Report the count, and only the count, of lines in the records that include the word "color".
================================
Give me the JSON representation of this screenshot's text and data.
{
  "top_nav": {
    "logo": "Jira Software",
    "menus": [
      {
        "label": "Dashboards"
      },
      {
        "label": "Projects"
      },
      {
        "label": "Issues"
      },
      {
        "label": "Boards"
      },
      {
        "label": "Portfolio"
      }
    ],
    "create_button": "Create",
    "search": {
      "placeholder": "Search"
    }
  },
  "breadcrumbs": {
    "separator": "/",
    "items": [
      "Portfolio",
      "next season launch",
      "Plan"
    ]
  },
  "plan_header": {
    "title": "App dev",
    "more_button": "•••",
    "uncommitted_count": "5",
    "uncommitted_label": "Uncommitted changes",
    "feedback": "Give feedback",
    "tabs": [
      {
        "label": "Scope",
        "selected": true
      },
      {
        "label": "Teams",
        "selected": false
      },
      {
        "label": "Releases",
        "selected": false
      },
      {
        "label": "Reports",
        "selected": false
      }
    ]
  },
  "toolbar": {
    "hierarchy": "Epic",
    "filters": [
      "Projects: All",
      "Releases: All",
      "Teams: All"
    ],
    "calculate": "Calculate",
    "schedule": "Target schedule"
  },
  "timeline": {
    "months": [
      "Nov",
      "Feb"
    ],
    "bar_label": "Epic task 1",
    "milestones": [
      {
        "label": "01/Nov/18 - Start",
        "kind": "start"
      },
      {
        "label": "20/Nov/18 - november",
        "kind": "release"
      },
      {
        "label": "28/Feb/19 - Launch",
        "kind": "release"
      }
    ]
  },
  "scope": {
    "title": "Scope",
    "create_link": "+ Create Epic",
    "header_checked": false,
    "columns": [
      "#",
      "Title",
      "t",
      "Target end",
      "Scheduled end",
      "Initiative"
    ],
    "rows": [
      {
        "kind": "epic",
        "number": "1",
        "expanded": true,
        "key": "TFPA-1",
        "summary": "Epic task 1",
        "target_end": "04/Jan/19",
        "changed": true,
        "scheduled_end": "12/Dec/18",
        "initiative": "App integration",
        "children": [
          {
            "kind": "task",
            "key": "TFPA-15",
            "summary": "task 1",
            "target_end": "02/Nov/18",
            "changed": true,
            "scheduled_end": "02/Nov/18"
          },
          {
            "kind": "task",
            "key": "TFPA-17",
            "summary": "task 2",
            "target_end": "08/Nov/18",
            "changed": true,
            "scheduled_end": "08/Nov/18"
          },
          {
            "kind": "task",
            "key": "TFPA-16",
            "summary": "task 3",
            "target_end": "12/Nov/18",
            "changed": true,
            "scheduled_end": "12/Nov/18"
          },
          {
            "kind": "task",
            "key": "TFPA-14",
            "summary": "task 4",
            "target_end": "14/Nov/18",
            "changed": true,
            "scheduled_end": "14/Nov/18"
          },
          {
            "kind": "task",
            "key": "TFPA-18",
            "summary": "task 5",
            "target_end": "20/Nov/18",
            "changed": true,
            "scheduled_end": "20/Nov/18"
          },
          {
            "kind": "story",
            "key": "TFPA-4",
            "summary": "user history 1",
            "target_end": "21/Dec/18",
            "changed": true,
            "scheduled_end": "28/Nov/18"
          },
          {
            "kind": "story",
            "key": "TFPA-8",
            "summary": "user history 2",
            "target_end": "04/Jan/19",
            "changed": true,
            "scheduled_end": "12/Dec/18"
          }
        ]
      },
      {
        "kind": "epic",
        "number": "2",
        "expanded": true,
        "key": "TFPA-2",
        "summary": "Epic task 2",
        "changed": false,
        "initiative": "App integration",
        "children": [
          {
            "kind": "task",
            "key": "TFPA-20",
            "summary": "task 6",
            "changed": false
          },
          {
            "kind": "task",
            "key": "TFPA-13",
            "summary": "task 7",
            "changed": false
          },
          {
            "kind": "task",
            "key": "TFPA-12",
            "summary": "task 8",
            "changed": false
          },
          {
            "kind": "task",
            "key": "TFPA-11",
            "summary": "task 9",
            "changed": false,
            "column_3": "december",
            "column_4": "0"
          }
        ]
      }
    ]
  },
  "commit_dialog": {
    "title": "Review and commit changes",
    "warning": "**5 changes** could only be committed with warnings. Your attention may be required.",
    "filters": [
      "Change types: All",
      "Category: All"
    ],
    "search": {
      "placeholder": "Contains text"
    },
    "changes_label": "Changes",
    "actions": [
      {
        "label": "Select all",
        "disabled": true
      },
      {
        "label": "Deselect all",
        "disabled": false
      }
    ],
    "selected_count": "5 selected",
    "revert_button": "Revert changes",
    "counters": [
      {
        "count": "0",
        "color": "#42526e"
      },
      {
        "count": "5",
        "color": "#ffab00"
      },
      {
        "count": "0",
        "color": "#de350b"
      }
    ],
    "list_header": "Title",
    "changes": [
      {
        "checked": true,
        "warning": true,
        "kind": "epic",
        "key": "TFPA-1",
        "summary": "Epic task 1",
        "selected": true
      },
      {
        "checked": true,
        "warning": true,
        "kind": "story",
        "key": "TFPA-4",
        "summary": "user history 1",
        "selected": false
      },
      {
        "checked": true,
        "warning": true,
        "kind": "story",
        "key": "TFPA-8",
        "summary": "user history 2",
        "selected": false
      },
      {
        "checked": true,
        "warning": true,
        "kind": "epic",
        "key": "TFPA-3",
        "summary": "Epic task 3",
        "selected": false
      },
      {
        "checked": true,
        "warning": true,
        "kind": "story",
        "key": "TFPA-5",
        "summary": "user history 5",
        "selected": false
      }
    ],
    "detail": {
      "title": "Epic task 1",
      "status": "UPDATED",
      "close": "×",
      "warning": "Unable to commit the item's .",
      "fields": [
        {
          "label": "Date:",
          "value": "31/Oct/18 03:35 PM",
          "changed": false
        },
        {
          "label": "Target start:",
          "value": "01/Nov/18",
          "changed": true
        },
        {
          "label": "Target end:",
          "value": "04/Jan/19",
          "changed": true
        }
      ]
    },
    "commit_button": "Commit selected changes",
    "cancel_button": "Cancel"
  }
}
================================
Solved exercise
3